Your goal >>
Print out every record below, exactly as written.

[Page and application data records]

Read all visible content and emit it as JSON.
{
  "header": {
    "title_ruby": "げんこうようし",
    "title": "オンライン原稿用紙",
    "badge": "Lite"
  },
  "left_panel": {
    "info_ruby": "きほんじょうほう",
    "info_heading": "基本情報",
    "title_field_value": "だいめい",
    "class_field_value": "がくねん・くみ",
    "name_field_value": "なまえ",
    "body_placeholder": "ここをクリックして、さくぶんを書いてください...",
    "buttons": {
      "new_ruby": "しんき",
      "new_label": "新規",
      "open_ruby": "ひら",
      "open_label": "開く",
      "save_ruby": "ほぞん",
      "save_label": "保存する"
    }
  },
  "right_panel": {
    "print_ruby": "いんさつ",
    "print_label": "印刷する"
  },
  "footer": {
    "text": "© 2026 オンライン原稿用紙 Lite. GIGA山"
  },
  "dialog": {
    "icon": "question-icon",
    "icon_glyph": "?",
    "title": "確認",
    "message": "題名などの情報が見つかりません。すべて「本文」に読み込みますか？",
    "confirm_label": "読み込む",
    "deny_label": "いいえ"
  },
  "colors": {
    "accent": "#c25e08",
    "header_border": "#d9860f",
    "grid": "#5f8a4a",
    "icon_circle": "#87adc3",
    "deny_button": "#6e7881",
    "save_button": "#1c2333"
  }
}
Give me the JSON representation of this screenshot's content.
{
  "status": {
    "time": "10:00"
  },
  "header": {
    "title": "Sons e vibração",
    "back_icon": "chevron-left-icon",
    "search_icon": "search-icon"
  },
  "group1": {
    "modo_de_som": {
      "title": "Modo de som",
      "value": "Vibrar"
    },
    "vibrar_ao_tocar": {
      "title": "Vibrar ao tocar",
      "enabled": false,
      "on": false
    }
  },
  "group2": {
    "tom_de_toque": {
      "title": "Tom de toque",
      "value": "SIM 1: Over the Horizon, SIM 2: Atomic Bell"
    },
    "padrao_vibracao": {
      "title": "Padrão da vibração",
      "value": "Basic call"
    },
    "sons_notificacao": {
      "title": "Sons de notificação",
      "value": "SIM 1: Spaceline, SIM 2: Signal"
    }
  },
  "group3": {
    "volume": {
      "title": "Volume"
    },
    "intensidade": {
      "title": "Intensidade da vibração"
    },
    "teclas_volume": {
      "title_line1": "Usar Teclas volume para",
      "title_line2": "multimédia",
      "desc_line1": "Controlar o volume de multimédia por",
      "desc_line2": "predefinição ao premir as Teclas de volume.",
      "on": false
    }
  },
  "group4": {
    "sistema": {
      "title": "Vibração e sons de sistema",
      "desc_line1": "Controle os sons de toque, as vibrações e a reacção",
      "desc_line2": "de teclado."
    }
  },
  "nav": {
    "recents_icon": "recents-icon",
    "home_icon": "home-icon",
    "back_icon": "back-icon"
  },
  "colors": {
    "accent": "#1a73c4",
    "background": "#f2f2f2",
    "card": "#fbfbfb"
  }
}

Solution to the problem >>
Read all visible content and emit it as JSON.
{
  "header": {
    "title_ruby": "げんこうようし",
    "title": "オンライン原稿用紙",
    "badge": "Lite"
  },
  "left_panel": {
    "info_ruby": "きほんじょうほう",
    "info_heading": "基本情報",
    "title_field_value": "だいめい",
    "class_field_value": "がくねん・くみ",
    "name_field_value": "なまえ",
    "body_placeholder": "ここをクリックして、さくぶんを書いてください...",
    "buttons": {
      "new_ruby": "しんき",
      "new_label": "新規",
      "open_ruby": "ひら",
      "open_label": "開く",
      "save_ruby": "ほぞん",
      "save_label": "保存する"
    }
  },
  "right_panel": {
    "print_ruby": "いんさつ",
    "print_label": "印刷する"
  },
  "footer": {
    "text": "© 2026 オンライン原稿用紙 Lite. GIGA山"
  },
  "dialog": {
    "icon": "question-icon",
    "icon_glyph": "?",
    "title": "確認",
    "message": "題名などの情報が見つかりません。すべて「本文」に読み込みますか？",
    "confirm_label": "読み込む",
    "deny_label": "いいえ"
  },
  "colors": {
    "accent": "#c25e08",
    "header_border": "#d9860f",
    "grid": "#5f8a4a",
    "icon_circle": "#87adc3",
    "deny_button": "#6e7881",
    "save_button": "#1c2333"
  }
}
Give me the JSON representation of this screenshot's content.
{
  "status": {
    "time": "10:00"
  },
  "header": {
    "title": "Sons e vibração",
    "back_icon": "chevron-left-icon",
    "search_icon": "search-icon"
  },
  "group1": {
    "modo_de_som": {
      "title": "Modo de som",
      "value": "Vibrar"
    },
    "vibrar_ao_tocar": {
      "title": "Vibrar ao tocar",
      "enabled": false,
      "on": false
    }
  },
  "group2": {
    "tom_de_toque": {
      "title": "Tom de toque",
      "value": "SIM 1: Over the Horizon, SIM 2: Atomic Bell"
    },
    "padrao_vibracao": {
      "title": "Padrão da vibração",
      "value": "Basic call"
    },
    "sons_notificacao": {
      "title": "Sons de notificação",
      "value": "SIM 1: Spaceline, SIM 2: Signal"
    }
  },
  "group3": {
    "volume": {
      "title": "Volume"
    },
    "intensidade": {
      "title": "Intensidade da vibração"
    },
    "teclas_volume": {
      "title_line1": "Usar Teclas volume para",
      "title_line2": "multimédia",
      "desc_line1": "Controlar o volume de multimédia por",
      "desc_line2": "predefinição ao premir as Teclas de volume.",
      "on": false
    }
  },
  "group4": {
    "sistema": {
      "title": "Vibração e sons de sistema",
      "desc_line1": "Controle os sons de toque, as vibrações e a reacção",
      "desc_line2": "de teclado."
    }
  },
  "nav": {
    "recents_icon": "recents-icon",
    "home_icon": "home-icon",
    "back_icon": "back-icon"
  },
  "colors": {
    "accent": "#1a73c4",
    "background": "#f2f2f2",
    "card": "#fbfbfb"
  }
}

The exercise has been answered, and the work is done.